The economist Milton Friedman came up with most of the bad ideas that have decimated our country's middle class, including free trade, trickle-down-economics and across the board gutting of regulations-- including the deregulation that caused the Great Recession. One of his particularly bad ideas, that hasn't yet come to fruition was to end public schools and make getting an education a private business endeavor similar to getting a hair cut or buying shoes.
In his manifesto, "Public Schools: Privatize Them," Friedman hatched a plan to end public schools: vouchers. Vouchers, he said, were "a means, not an end" to privatize public schools and that by draining resources and allowing public schools to wither on the vine, students would gradually be lured out of public schools and into the private sector, paid for with vouchers.
That, in a nut shell, is why progressives and anyone who wants to pass on to their children and grandchildren the tradition of truly public schools, abhor vouchers.
So, yesterday, when Mary Burke finally made a promise and told the Wisconsin State Journal that, although she opposed Walker's statewide expansion of vouchers, she nonetheless would do nothing to remove the statewide voucher program, jaws dropped throughout Wisconsin's progressive community:
Democratic gubernatorial candidate Mary Burke said Monday she wouldn’t have expanded private school vouchers statewide, which Gov. Scott Walker did in this year’s state budget.
However, Burke said if elected she would keep the statewide program in place with a cap of 1,000 students and seek accountability for private schools receiving public funds in Milwaukee.
Burke's comments come on the heels of criticism last week from Madison Teachers' Union President John Mathews, who said he was disappointed with Burke's "very ambivalent" comments about voucher schools and said "she can't support voucher schools and public schools at the same time."
During Burke's 2012 race for Madison school board, she was often asked about vouchers because of her support of Madison Prep-- a proposed public school that many feared would be like a voucher school because it would have been funded with pubic money, but with a fraction of the public oversight of a traditional public school. Burke, however, stated repeatedly that she is opposed vouchers when existing pubic schools aren't properly funded.
Burke also told the Wisconsin State Journal that progressive critics, will eventually get on the Burke bandwagon, saying “They don’t know me and my positions, and that is what a campaign is all about.”

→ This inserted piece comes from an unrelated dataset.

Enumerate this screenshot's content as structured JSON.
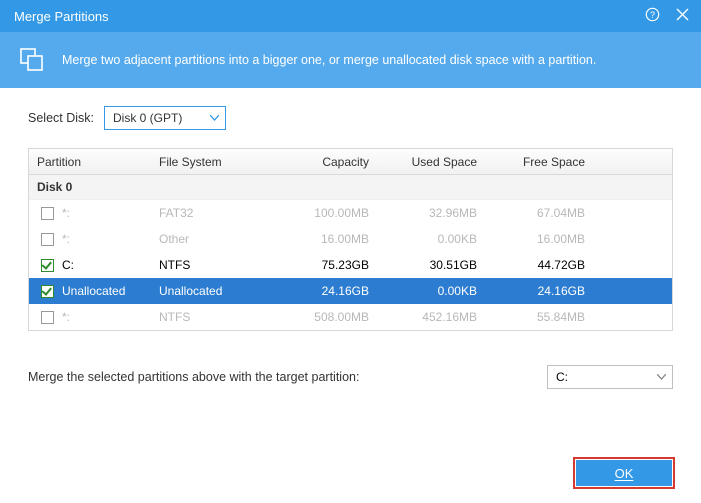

To date, Mary Burke is the only major Democratic candidate that has announced an intention to run for governor.